Using optimized data sets and incorporating more precise data points from the Japan-Russian Siberian Tall Tower Inland Observation Network for a better world picture.
In the wake of the Paris Accords and growing international attention focused on climate change and associated science, accurate modelling of carbon dioxide fluxes are integral to research in a wide diversity of disciplines. In the recent article, “Impact of Siberian observations on the optimization of surface CO2 flux,” the authors examined mathematically optimized data sets that included observations from the Japan-Russian Siberian Tall Tower Inland Observation Network (JR-STATION) and a control set without the JR-STATION data to determine if additional observations changed the magnitude of how much measured carbon dioxide was ‘sunk’ into oceanic or terrestrial systems or escaped to the atmosphere as contributing greenhouse gas (also known as ‘carbon dioxide flux’).
With the wide variation in modelling, the already complicated task of assessing the total carbon flux in the world just gets that much more complex. Which data is useful? How exact is it? Can we use it in other models? These are all critical questions in the field of climate and atmospheric science, with huge political and societal implications. Carbon dioxide fluxes are key parameters for a number of fields and reducing uncertainty while increasing scalability would give researchers and decision-makers more confidence in their data.
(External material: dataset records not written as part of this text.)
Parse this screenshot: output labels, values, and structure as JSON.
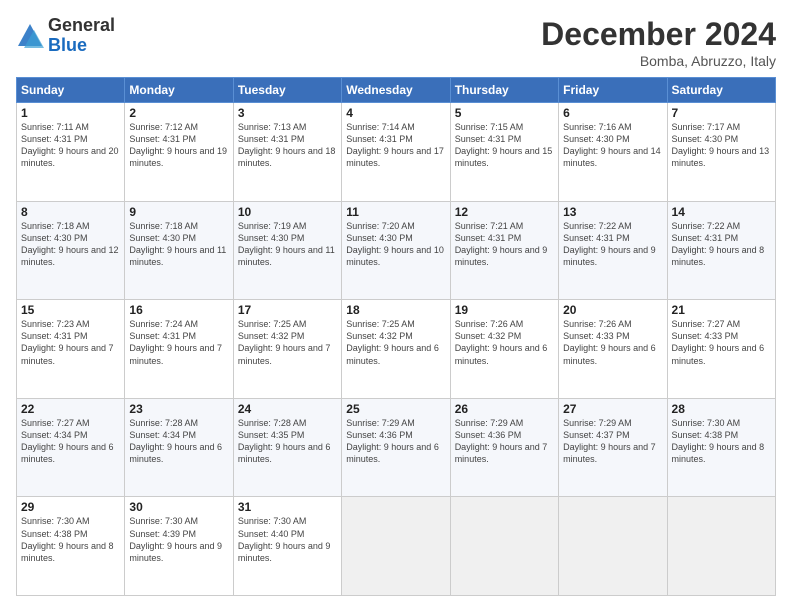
{
  "logo": {
    "general": "General",
    "blue": "Blue"
  },
  "header": {
    "month": "December 2024",
    "location": "Bomba, Abruzzo, Italy"
  },
  "days_of_week": [
    "Sunday",
    "Monday",
    "Tuesday",
    "Wednesday",
    "Thursday",
    "Friday",
    "Saturday"
  ],
  "weeks": [
    [
      {
        "day": "1",
        "sunrise": "7:11 AM",
        "sunset": "4:31 PM",
        "daylight": "9 hours and 20 minutes."
      },
      {
        "day": "2",
        "sunrise": "7:12 AM",
        "sunset": "4:31 PM",
        "daylight": "9 hours and 19 minutes."
      },
      {
        "day": "3",
        "sunrise": "7:13 AM",
        "sunset": "4:31 PM",
        "daylight": "9 hours and 18 minutes."
      },
      {
        "day": "4",
        "sunrise": "7:14 AM",
        "sunset": "4:31 PM",
        "daylight": "9 hours and 17 minutes."
      },
      {
        "day": "5",
        "sunrise": "7:15 AM",
        "sunset": "4:31 PM",
        "daylight": "9 hours and 15 minutes."
      },
      {
        "day": "6",
        "sunrise": "7:16 AM",
        "sunset": "4:30 PM",
        "daylight": "9 hours and 14 minutes."
      },
      {
        "day": "7",
        "sunrise": "7:17 AM",
        "sunset": "4:30 PM",
        "daylight": "9 hours and 13 minutes."
      }
    ],
    [
      {
        "day": "8",
        "sunrise": "7:18 AM",
        "sunset": "4:30 PM",
        "daylight": "9 hours and 12 minutes."
      },
      {
        "day": "9",
        "sunrise": "7:18 AM",
        "sunset": "4:30 PM",
        "daylight": "9 hours and 11 minutes."
      },
      {
        "day": "10",
        "sunrise": "7:19 AM",
        "sunset": "4:30 PM",
        "daylight": "9 hours and 11 minutes."
      },
      {
        "day": "11",
        "sunrise": "7:20 AM",
        "sunset": "4:30 PM",
        "daylight": "9 hours and 10 minutes."
      },
      {
        "day": "12",
        "sunrise": "7:21 AM",
        "sunset": "4:31 PM",
        "daylight": "9 hours and 9 minutes."
      },
      {
        "day": "13",
        "sunrise": "7:22 AM",
        "sunset": "4:31 PM",
        "daylight": "9 hours and 9 minutes."
      },
      {
        "day": "14",
        "sunrise": "7:22 AM",
        "sunset": "4:31 PM",
        "daylight": "9 hours and 8 minutes."
      }
    ],
    [
      {
        "day": "15",
        "sunrise": "7:23 AM",
        "sunset": "4:31 PM",
        "daylight": "9 hours and 7 minutes."
      },
      {
        "day": "16",
        "sunrise": "7:24 AM",
        "sunset": "4:31 PM",
        "daylight": "9 hours and 7 minutes."
      },
      {
        "day": "17",
        "sunrise": "7:25 AM",
        "sunset": "4:32 PM",
        "daylight": "9 hours and 7 minutes."
      },
      {
        "day": "18",
        "sunrise": "7:25 AM",
        "sunset": "4:32 PM",
        "daylight": "9 hours and 6 minutes."
      },
      {
        "day": "19",
        "sunrise": "7:26 AM",
        "sunset": "4:32 PM",
        "daylight": "9 hours and 6 minutes."
      },
      {
        "day": "20",
        "sunrise": "7:26 AM",
        "sunset": "4:33 PM",
        "daylight": "9 hours and 6 minutes."
      },
      {
        "day": "21",
        "sunrise": "7:27 AM",
        "sunset": "4:33 PM",
        "daylight": "9 hours and 6 minutes."
      }
    ],
    [
      {
        "day": "22",
        "sunrise": "7:27 AM",
        "sunset": "4:34 PM",
        "daylight": "9 hours and 6 minutes."
      },
      {
        "day": "23",
        "sunrise": "7:28 AM",
        "sunset": "4:34 PM",
        "daylight": "9 hours and 6 minutes."
      },
      {
        "day": "24",
        "sunrise": "7:28 AM",
        "sunset": "4:35 PM",
        "daylight": "9 hours and 6 minutes."
      },
      {
        "day": "25",
        "sunrise": "7:29 AM",
        "sunset": "4:36 PM",
        "daylight": "9 hours and 6 minutes."
      },
      {
        "day": "26",
        "sunrise": "7:29 AM",
        "sunset": "4:36 PM",
        "daylight": "9 hours and 7 minutes."
      },
      {
        "day": "27",
        "sunrise": "7:29 AM",
        "sunset": "4:37 PM",
        "daylight": "9 hours and 7 minutes."
      },
      {
        "day": "28",
        "sunrise": "7:30 AM",
        "sunset": "4:38 PM",
        "daylight": "9 hours and 8 minutes."
      }
    ],
    [
      {
        "day": "29",
        "sunrise": "7:30 AM",
        "sunset": "4:38 PM",
        "daylight": "9 hours and 8 minutes."
      },
      {
        "day": "30",
        "sunrise": "7:30 AM",
        "sunset": "4:39 PM",
        "daylight": "9 hours and 9 minutes."
      },
      {
        "day": "31",
        "sunrise": "7:30 AM",
        "sunset": "4:40 PM",
        "daylight": "9 hours and 9 minutes."
      },
      null,
      null,
      null,
      null
    ]
  ],
  "labels": {
    "sunrise": "Sunrise:",
    "sunset": "Sunset:",
    "daylight": "Daylight:"
  }
}
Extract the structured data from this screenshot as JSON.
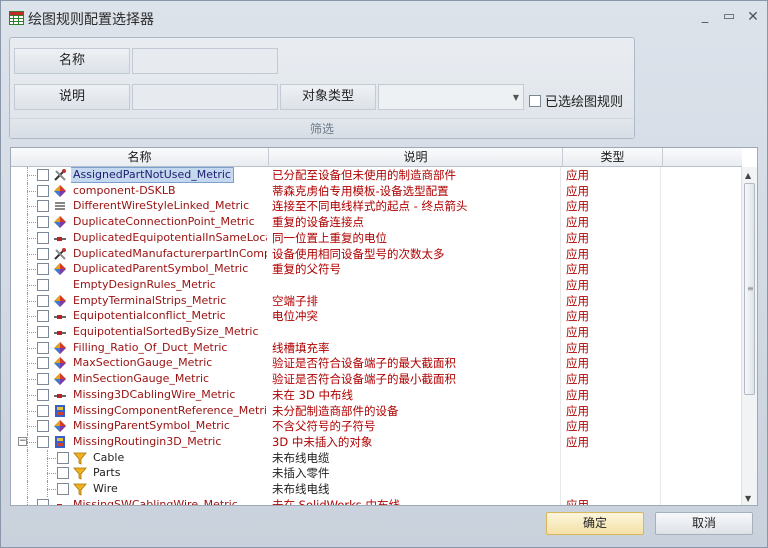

Per Professor Hyun Mee Kim, the corresponding author’s view, the JR-STATION data is particularly important for these decision-makers, since “Siberia is considered to be one of the largest CO2 uptake regions and reservoirs due to its forest area and the global significance of its dynamics and interactions with the climate.”
In the past, modelling was heavily dependent on northern hemisphere data points (terrestrial) and satellite imprecision couldn’t make up for a lack of ground-based measurements. Seasonal changes also made short-term data points less valuable than long-term total flux data. Data from JR-STATION (which had not been included in previous inversion studies) helped reduce the uncertainty of seasonal global carbon dioxide flux balance. This increased precision within the current carbon dioxide flux balance reported range, and reduced the variability and uncertainty in mathematically optimized data sets.
Findings like this can validate other studies while enforcing rigor and consistency in current research. The researchers, including Professors Jinwoong Kim and Hyun Mee Kim from Yonsei University, commented that “The additional observations [from JR-STATION] do not introduce any discrepancy between the two experiments with respect to the global total sink, and they indicate only a small difference in the land—ocean CO2 flux partitioning.” So, JR-STATION data was more sensitive and gave greater precision for optimized models as well as correlated strongly with real-time observed carbon dioxide measurements (conducted by an independent third party), reducing model uncertainty, but was still within the reported value range (-0.07 ± 0.49 to -1.46 ± 0.41).
Overall, studies like this one help to validate carbon dioxide flux data sets and subsequent modelling, giving researchers and other technical professionals a sound foundation for examining the role of carbon dioxide in atmospheric change and true future conditions that may impact communities.
Updated in Dec 2017
Journal: Atmospheric Chemistry and Physics
Contact corresponding author: Hyun Mee Kim ( email@example.com )